He was described as Gulf War veteran, appearing with a local chapter of a national group called Veterans For Peace. Aaron Davis is the chairman of the Salt Lake City chapter. I’d called him and forgotten. I call him back.
Davis has a grandfatherly voice. He remembers Debutts, accepts the Dom Deluise description (“I guess you could go along with that”) and says he hasn’t seen him for more than a year.
Is Debutts a veteran? Davis thinks so. He says he has a copy of Debutts’ discharge papers: the DD-214 form, a familiar document in military circles. He says he can mail me a copy.
He wants to know why I’m asking these questions. Hearing the answer, he sighs, and says Debutts seemed eager to get out of Salt Lake.
“I was aware that he had what some people called the dark side,” Davis says. “The needy kind of a person – he was always needing financial help, he was always needing various things.”
The day yields nothing else. Dave calls with a question:
“I’m wondering if I should tell anyone I’m living with an impostor sociopath.”
Tuesday, Oct. 31
Chester Clagett, the Nevada state investigator who supposedly worked on Michael Dorley's case, is back in the office, giving me his titles.
Clagett is a state police officer, assigned to the Nevada DMV as a fraud investigator. Yes, he says, he knows Michael Dorley, and he knows the name Kenneth Debutts.
“I can tell you that there’s a warrant out for the subject’s arrest, because I submitted it – it’s a felony,” he says.
I tell him the story.
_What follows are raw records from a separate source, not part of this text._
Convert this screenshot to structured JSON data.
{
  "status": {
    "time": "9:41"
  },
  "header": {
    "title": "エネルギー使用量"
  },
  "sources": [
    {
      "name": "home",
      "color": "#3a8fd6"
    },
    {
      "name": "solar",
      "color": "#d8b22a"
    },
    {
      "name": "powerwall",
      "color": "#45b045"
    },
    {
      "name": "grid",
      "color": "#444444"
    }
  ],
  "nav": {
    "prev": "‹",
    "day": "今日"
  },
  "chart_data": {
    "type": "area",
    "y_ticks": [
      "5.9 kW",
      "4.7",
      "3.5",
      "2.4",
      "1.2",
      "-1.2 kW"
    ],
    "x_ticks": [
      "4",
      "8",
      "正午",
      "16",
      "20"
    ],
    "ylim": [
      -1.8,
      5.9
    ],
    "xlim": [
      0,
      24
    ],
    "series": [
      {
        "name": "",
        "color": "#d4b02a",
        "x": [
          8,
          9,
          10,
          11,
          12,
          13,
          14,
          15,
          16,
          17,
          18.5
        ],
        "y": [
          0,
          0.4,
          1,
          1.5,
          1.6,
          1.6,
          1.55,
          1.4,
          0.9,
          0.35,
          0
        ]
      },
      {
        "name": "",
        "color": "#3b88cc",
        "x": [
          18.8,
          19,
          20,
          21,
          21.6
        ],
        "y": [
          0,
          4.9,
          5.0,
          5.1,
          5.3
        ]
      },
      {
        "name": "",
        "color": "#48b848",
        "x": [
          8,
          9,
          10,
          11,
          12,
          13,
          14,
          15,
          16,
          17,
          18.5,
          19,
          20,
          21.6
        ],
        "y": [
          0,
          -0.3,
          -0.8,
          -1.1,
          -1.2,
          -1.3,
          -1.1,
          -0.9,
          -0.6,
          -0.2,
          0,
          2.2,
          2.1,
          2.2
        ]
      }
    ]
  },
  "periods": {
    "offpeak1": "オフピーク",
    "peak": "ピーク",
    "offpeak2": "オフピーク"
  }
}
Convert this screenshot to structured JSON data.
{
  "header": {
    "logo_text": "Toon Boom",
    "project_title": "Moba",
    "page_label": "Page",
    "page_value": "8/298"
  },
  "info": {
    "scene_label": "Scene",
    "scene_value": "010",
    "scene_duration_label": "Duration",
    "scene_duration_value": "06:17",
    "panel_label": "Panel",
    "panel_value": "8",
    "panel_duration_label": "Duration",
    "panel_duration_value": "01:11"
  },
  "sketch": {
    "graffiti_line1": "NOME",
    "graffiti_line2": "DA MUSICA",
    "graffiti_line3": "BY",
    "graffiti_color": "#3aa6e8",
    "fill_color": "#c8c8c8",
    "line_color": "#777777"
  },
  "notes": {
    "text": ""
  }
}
Clagett says he wants to talk to the Renton cops about Debutts.
“He fleeced my victim down here for an enormous amount of money,” Clagett says. “I would love to have this guy extradited. I’d be happy to go up there.”
“If you want, I can grab the file.”
Clagett thumbs through his file, started more than a year ago.
“I have pictures of this clown,” he says. “Kind of a round-faced, heavyset guy?”
“Uh – yeah.”
Clagett says he has the Vegas police report, his affidavit for the warrant, a copy of the warrant and Debutts’s photo on a bogus driver’s license.
He says he’ll give the Renton police all the information they need. I ask if Dave should file a police report up here.
Clagett says yes, but he needs a little time.
“Have the police up there call me – give me a day.”
I call Dave, tell him we’ll meet tomorrow and pay a visit to the Renton Police Department.
This is getting official and intense. We’re not guessing anymore. Dave knows he needs to play it cool, but I tell him anyway.
Dave says Debutts says strange things.
“He makes crazy threats.”
“I’ll be on the phone, and he’ll be like, ‘What are you doing? Who are you calling?’ ”
“OK, but what are the crazy threats?”
Dave says he’s seen his burly roommate furious. He tells me Debutts once said, “Sometimes I black out, and when I wake up, people are hurt.”
Bull. Macho posturing. No violence in the guy’s record.
I hate this.
I tell Dave I’ll see him tomorrow.
Sean Robinson 253-597-8486